By Matt Singer
[For complete coverage of the 2008 Tribeca Film Festival, check out IFC’s Tribeca page.]
Four Spanish mathematicians convene for an evening of puzzle-solving at the house of a man named Fermat. But almost as soon as they arrive, their mysterious host is called away to attend to his ailing daughter. A PDA rings, giving the group a question they’re told they must solve in just one minute. When they don’t, the walls of Fermat’s room inch towards one another. Now, they must answer the riddles while trying to find an escape before they’re all squeezed to death. In other words, “Fermat’s Room” is sort of “Saw” for arithmetic dorks.
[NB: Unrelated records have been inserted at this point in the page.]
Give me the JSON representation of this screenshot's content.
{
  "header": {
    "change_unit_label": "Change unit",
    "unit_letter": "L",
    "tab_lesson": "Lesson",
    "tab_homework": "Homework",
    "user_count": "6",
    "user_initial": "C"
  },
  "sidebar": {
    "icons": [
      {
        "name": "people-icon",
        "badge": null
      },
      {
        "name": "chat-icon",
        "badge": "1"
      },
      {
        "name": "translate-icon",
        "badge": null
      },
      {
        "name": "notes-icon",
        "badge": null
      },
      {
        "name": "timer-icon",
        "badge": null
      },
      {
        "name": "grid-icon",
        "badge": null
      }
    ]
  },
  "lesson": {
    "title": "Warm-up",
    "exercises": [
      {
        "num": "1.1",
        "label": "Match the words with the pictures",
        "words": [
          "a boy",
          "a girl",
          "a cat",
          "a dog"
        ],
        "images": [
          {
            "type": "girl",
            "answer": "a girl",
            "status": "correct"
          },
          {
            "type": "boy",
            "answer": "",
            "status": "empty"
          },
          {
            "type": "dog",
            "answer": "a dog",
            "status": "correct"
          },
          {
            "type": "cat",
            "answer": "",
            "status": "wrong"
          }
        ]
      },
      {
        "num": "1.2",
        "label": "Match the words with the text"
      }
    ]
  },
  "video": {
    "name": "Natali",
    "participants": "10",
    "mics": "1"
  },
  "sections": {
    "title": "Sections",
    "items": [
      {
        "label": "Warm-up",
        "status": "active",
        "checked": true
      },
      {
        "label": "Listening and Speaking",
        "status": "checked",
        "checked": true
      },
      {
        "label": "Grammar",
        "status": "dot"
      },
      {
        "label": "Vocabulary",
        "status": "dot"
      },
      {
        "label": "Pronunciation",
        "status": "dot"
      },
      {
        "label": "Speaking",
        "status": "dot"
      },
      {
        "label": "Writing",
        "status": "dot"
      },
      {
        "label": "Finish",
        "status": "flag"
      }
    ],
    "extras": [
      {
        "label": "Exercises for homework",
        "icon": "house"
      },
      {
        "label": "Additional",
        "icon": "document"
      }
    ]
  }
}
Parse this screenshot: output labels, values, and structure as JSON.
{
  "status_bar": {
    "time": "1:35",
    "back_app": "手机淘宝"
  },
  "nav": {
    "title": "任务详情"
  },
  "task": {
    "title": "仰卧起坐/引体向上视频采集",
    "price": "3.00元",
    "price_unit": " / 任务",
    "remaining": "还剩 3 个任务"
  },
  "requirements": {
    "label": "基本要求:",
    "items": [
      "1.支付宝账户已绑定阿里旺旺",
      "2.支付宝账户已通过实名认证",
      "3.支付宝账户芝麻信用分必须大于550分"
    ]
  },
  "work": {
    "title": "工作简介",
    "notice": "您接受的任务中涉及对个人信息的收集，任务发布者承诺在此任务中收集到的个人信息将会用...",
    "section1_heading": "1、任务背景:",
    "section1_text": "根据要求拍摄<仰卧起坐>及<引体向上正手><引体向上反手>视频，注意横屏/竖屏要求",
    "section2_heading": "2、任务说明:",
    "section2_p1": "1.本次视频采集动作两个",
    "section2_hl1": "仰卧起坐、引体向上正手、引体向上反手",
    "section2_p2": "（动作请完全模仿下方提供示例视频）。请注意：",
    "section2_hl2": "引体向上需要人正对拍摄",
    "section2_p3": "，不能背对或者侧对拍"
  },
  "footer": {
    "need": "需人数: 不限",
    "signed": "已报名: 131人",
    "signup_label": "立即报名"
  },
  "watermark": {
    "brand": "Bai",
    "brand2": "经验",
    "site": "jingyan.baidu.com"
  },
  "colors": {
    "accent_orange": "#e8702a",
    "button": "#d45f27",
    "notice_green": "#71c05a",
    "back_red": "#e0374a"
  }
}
The characters are all supposed to be geniuses, but the problems they have to solve require less advanced calculus than your average brain teaser from “Die Hard With a Vengeance” lots of trick questions and doors you have to choose between or vessels of different sizes. That’s probably beneath what these sort of people normally do with their brains, but it’s a decision that makes sense from an audience perspective; if writer/directors Luis Piedrahita and Rodrigo SopeÃ±a were really to put four math professors to work solving hardcore theorems, viewers would probably die out of sheer boredom well before the characters on screen do.
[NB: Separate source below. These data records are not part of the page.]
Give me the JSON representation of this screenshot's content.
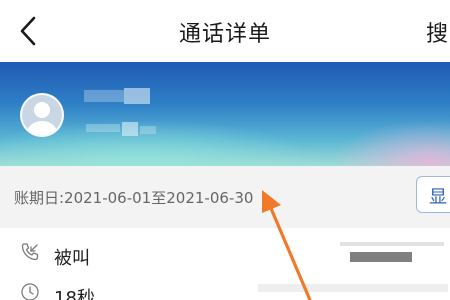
{
  "header": {
    "title": "通话详单",
    "search_label": "搜"
  },
  "billing": {
    "period_text": "账期日:2021-06-01至2021-06-30",
    "show_button_label": "显"
  },
  "call_record": {
    "type": "被叫",
    "duration": "18秒"
  },
  "colors": {
    "banner_top": "#1f5ab4",
    "banner_bottom": "#9fdcd6",
    "accent_blue": "#2f63b8",
    "annotation_arrow": "#f07a28"
  },
  "icons": {
    "back": "chevron-left-icon",
    "avatar": "user-avatar-icon",
    "call_in": "incoming-call-icon",
    "duration": "clock-icon"
  }
}
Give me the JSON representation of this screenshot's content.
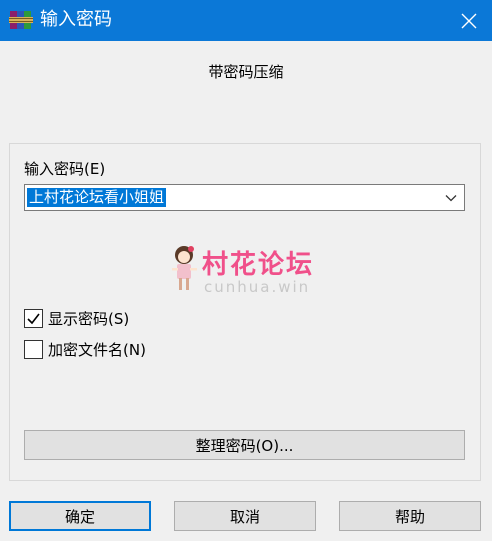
{
  "window": {
    "title": "输入密码"
  },
  "subtitle": "带密码压缩",
  "password": {
    "label": "输入密码(E)",
    "value": "上村花论坛看小姐姐"
  },
  "watermark": {
    "text": "村花论坛",
    "url": "cunhua.win"
  },
  "checkboxes": [
    {
      "label": "显示密码(S)",
      "checked": true
    },
    {
      "label": "加密文件名(N)",
      "checked": false
    }
  ],
  "buttons": {
    "organize": "整理密码(O)...",
    "ok": "确定",
    "cancel": "取消",
    "help": "帮助"
  },
  "colors": {
    "titlebar": "#0b78d7",
    "selection": "#0078d7",
    "watermark": "#f0508a"
  }
}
The characters all act pleasant and innocent enough at first, but impending doom in these sorts of movies has a habit of revealing people’s darkest secrets. So while there might not seem to be a reason for Fermat (Federico Luppi) to want to destroy Pascal (Santi MillÃ¡n), Galois (Alejo Sauras), Oliva (Elena Ballesteros) or Hilbert (LluÃs Hobar), revelations that they’re all some combination of liars, thieves, adulterers or murderers are inevitable. Three out of four are also remarkably good-looking as far as mathematicians go. Heck, three out of four of them are remarkably good-looking as far as models go. But, hey, that’s moviemaking for you.
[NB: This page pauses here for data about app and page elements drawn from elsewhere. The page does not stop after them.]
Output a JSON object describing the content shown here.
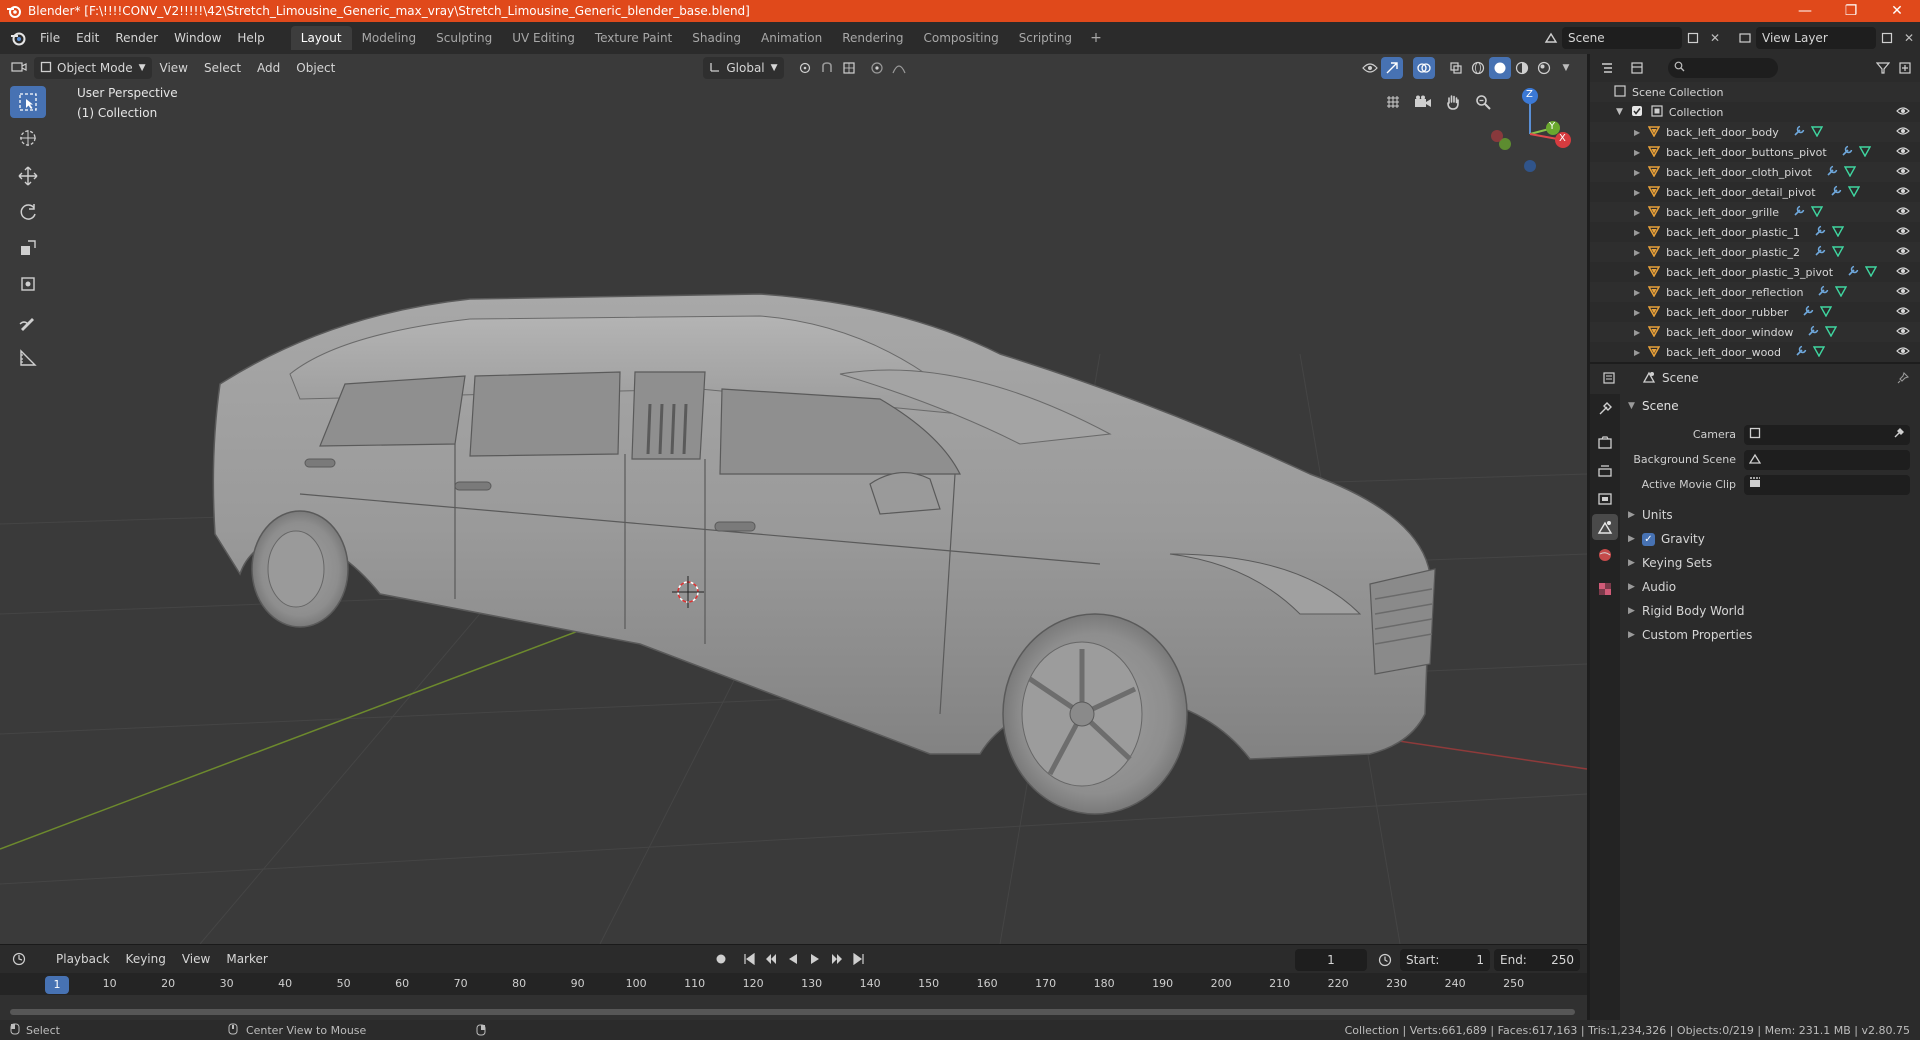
{
  "window": {
    "title": "Blender* [F:\\!!!!CONV_V2!!!!!\\42\\Stretch_Limousine_Generic_max_vray\\Stretch_Limousine_Generic_blender_base.blend]",
    "minimize": "—",
    "maximize": "❐",
    "close": "✕"
  },
  "menu": [
    "File",
    "Edit",
    "Render",
    "Window",
    "Help"
  ],
  "workspaces": [
    "Layout",
    "Modeling",
    "Sculpting",
    "UV Editing",
    "Texture Paint",
    "Shading",
    "Animation",
    "Rendering",
    "Compositing",
    "Scripting"
  ],
  "workspace_add": "+",
  "topbar_right": {
    "scene": "Scene",
    "view_layer": "View Layer"
  },
  "viewport": {
    "mode": "Object Mode",
    "menus": [
      "View",
      "Select",
      "Add",
      "Object"
    ],
    "transform_orientation": "Global",
    "overlay_line1": "User Perspective",
    "overlay_line2": "(1) Collection",
    "gizmo": {
      "z": "Z",
      "y": "Y",
      "x": "X"
    }
  },
  "timeline": {
    "menus": [
      "Playback",
      "Keying",
      "View",
      "Marker"
    ],
    "current_frame": "1",
    "start_label": "Start:",
    "start": "1",
    "end_label": "End:",
    "end": "250",
    "ticks": [
      "1",
      "10",
      "20",
      "30",
      "40",
      "50",
      "60",
      "70",
      "80",
      "90",
      "100",
      "110",
      "120",
      "130",
      "140",
      "150",
      "160",
      "170",
      "180",
      "190",
      "200",
      "210",
      "220",
      "230",
      "240",
      "250"
    ]
  },
  "statusbar": {
    "select": "Select",
    "center_view": "Center View to Mouse",
    "stats": "Collection | Verts:661,689 | Faces:617,163 | Tris:1,234,326 | Objects:0/219 | Mem: 231.1 MB | v2.80.75"
  },
  "outliner": {
    "scene_collection": "Scene Collection",
    "collection": "Collection",
    "items": [
      "back_left_door_body",
      "back_left_door_buttons_pivot",
      "back_left_door_cloth_pivot",
      "back_left_door_detail_pivot",
      "back_left_door_grille",
      "back_left_door_plastic_1",
      "back_left_door_plastic_2",
      "back_left_door_plastic_3_pivot",
      "back_left_door_reflection",
      "back_left_door_rubber",
      "back_left_door_window",
      "back_left_door_wood"
    ]
  },
  "properties": {
    "header": "Scene",
    "panel": "Scene",
    "rows": [
      {
        "label": "Camera",
        "value": ""
      },
      {
        "label": "Background Scene",
        "value": ""
      },
      {
        "label": "Active Movie Clip",
        "value": ""
      }
    ],
    "subpanels": [
      "Units",
      "Gravity",
      "Keying Sets",
      "Audio",
      "Rigid Body World",
      "Custom Properties"
    ],
    "gravity_check": "✓"
  },
  "colors": {
    "accent": "#4772b3",
    "titlebar": "#e0491b",
    "object_orange": "#e8a13a",
    "modifier_blue": "#6fa8dc",
    "mesh_green": "#3fd6a0"
  }
}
From the moment the four walls begin closing in with the aid of “Poseidon hydraulic presses,” “Fermat’s Room” unfolds roughly in real time, and we only leave the location occasionally to check in on Fermat’s journey to a hospital. Co-directors Piedrahita and SopeÃ±a rely on the puzzles, the arguments between the prisoners, the deceptions and revelations to keep you on edge, though visually, the movie suffers from a lack of establishing shots. Piedrahita and SopeÃ±a use tighter and tighter close-ups to convey the claustrophobia, and there’s lots of cutaways to the corners of the room as they grind ever closer, breaking light fixtures or knocking pictures off the wall, but after the room starts to shrink, there’s only a handful of shots wide enough to give us a full sense of its diminishing size. More images of that ilk would give us a better grasp of how small the room is and how little time the hottie nerds have left at any given point, which would greatly improved “Fermat’s” tension.
Like most movies about people stuck in inescapable death traps, the ultimate solution to “Fermat’s Room” is, frankly, a little dopey, a particularly egregious problem for a movie about people who are allegedly really, really smart. But for most of its run, it moves briskly as a fun whodunit (and, I suppose, as a howdoit) and Piedrahita and SopeÃ±a’s work manages to be sinister without being grisly which should please audiences weary of overly gory horror movies and the film is dotted with little touches that encourage careful viewing (dig the cheeky pattern of the wallpaper). It could still be a little smarter though. The movie doesn’t insult your intelligence, but it doesn’t exactly tax it either.
[Photos: “Fermat’s Room,” Notro Films, 2007]
For more on “Fermat’s Room” (albeit in Spanish), check out the official site here.